The prison hosted numerous historical figures considered enemies of Rome or a threat to the Roman way of life. It was not a place of incarceration as we know it today.
According to academic researcher and teacher of ancient and medieval history, Matthew A. McIntosh, “Incarceration in … the Tullianum was intended to be … temporary … Located near the law courts, the Tullianum was used as a jail or holding cell for short periods before executions …” (See quote here.) Those unfortunate enough to be imprisoned there knew it was their last stop before execution. Some more highly-visible offenders, such as the Jewish Revoltist Simon Bar Giora, were paraded publicly before being led to the slaughter.
Most historians believe the prison’s position overlooking the Forum symbolized the Republic’s power and the Emperor’s right to impose the law in the most formidable fashion. Indeed, prisoners received the most heinous punishments during their internment. Physical abuse, verbal terrorizing, and starvation were common.

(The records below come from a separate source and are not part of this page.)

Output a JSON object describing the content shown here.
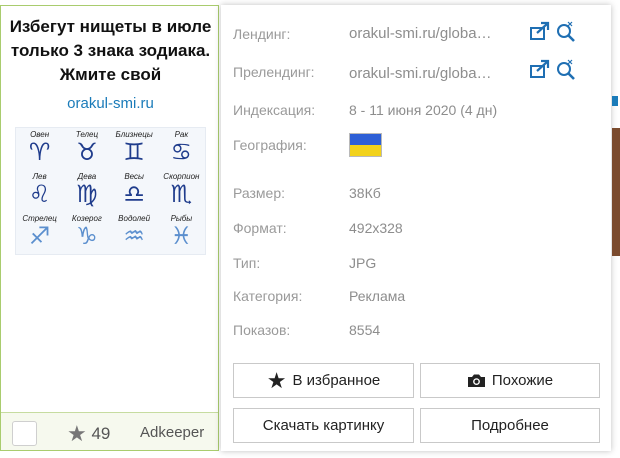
{
  "card": {
    "title": "Избегут нищеты в июле только 3 знака зодиака. Жмите свой",
    "domain": "orakul-smi.ru",
    "zodiac": [
      {
        "name": "Овен",
        "glyph": "♈",
        "tone": "dark"
      },
      {
        "name": "Телец",
        "glyph": "♉",
        "tone": "dark"
      },
      {
        "name": "Близнецы",
        "glyph": "♊",
        "tone": "dark"
      },
      {
        "name": "Рак",
        "glyph": "♋",
        "tone": "dark"
      },
      {
        "name": "Лев",
        "glyph": "♌",
        "tone": "dark"
      },
      {
        "name": "Дева",
        "glyph": "♍",
        "tone": "dark"
      },
      {
        "name": "Весы",
        "glyph": "♎",
        "tone": "dark"
      },
      {
        "name": "Скорпион",
        "glyph": "♏",
        "tone": "dark"
      },
      {
        "name": "Стрелец",
        "glyph": "♐",
        "tone": "light"
      },
      {
        "name": "Козерог",
        "glyph": "♑",
        "tone": "light"
      },
      {
        "name": "Водолей",
        "glyph": "♒",
        "tone": "light"
      },
      {
        "name": "Рыбы",
        "glyph": "♓",
        "tone": "light"
      }
    ],
    "star_count": "49",
    "network": "Adkeeper"
  },
  "details": {
    "landing_label": "Лендинг:",
    "landing_value": "orakul-smi.ru/globa…",
    "prelanding_label": "Прелендинг:",
    "prelanding_value": "orakul-smi.ru/globa…",
    "indexing_label": "Индексация:",
    "indexing_value": "8 - 11 июня 2020 (4 дн)",
    "geo_label": "География:",
    "size_label": "Размер:",
    "size_value": "38Кб",
    "format_label": "Формат:",
    "format_value": "492x328",
    "type_label": "Тип:",
    "type_value": "JPG",
    "category_label": "Категория:",
    "category_value": "Реклама",
    "shows_label": "Показов:",
    "shows_value": "8554"
  },
  "buttons": {
    "favorite": "В избранное",
    "similar": "Похожие",
    "download": "Скачать картинку",
    "more": "Подробнее"
  },
  "colors": {
    "card_border": "#a9cc6e",
    "link": "#1a7bb9",
    "flag_blue": "#2d5fd6",
    "flag_yellow": "#f2d21b"
  }
}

Such treatment is reminiscent of how the Roman soldiers taunted and abused Jesus in the hours leading to his crucifixion.
We can be reasonably certain that Jesus’s Apostles, Peter and Paul, were incarcerated at the Tullianum. For one thing, The Carcere Tullianum held those deemed the vilest offenders against the Roman empire. Nero, arguably the most treacherous of the twelve Roman emperors, terrorized Christians because they would not bow to his claim of absolute power. Only God deserved such worship, their faith said. Nero would have treated them as enemies of the state and a threat to the empire. With its position near the law courts, the Tullianum would have been the most likely place Nero would have kept Peter and Paul until their execution.
Moreover, the site of the Mammertine Prison has been a focal point of Christian worship since the early centuries of Christianity. Patrizia Fortini and her team found frescoes and other evidence that associated the site with the veneration of Peter and Paul from the 7th century. It’s plausible that such a tradition has a basis in reality.
Some more highly-visible offenders include:
- Gaius Pontius, a Samnite commander during the Second Samnite War, defeated the Roman legions at the Battle of the Caudine Forks in 321 BC but was eventually captured and executed by Fabius Rullianus.
- Eumenes III of Pergamum, aka Aristonicus, rebelled against Rome in 132 BC and was defeated in 130 BC.
- Vercingetorix, leader of the Gauls during the Gallic War, was executed at Caesar’s Triumph in 46 BC.
- Peter performed baptisms in the spring at the bottom of the pit before being crucified.
- Simon bar Giora, Jewish Revoltist was captured in Judea and brought to Rome to be paraded publicly before being led to the slaughter in 70 AD.
(This blog was first published in February 2021 and has been updated with additional information.)
Donna worked as a communications professional before turning to full-time writing. Her short stories, essays, and articles have appeared in various inspirational publications, and she has two indie-published novels published on Amazon.com–Light Out of Darkness and Undaunted Valor, Books One and Two of The Waldnesian Series.
Weaving history and faith into stories of intrigue and redemption grew out of her love of history and English literature as a young adult while attending the United World College of the Atlantic—an international college in Wales, U.K. She still loves to explore peoples and cultures of the world and enjoys developing plots that show how God’s love abounds even in the profoundly difficult circumstances of our lives. Her stories reflect the hunger in all of us for love, forgiveness, and redemption in a world that often withholds second chances.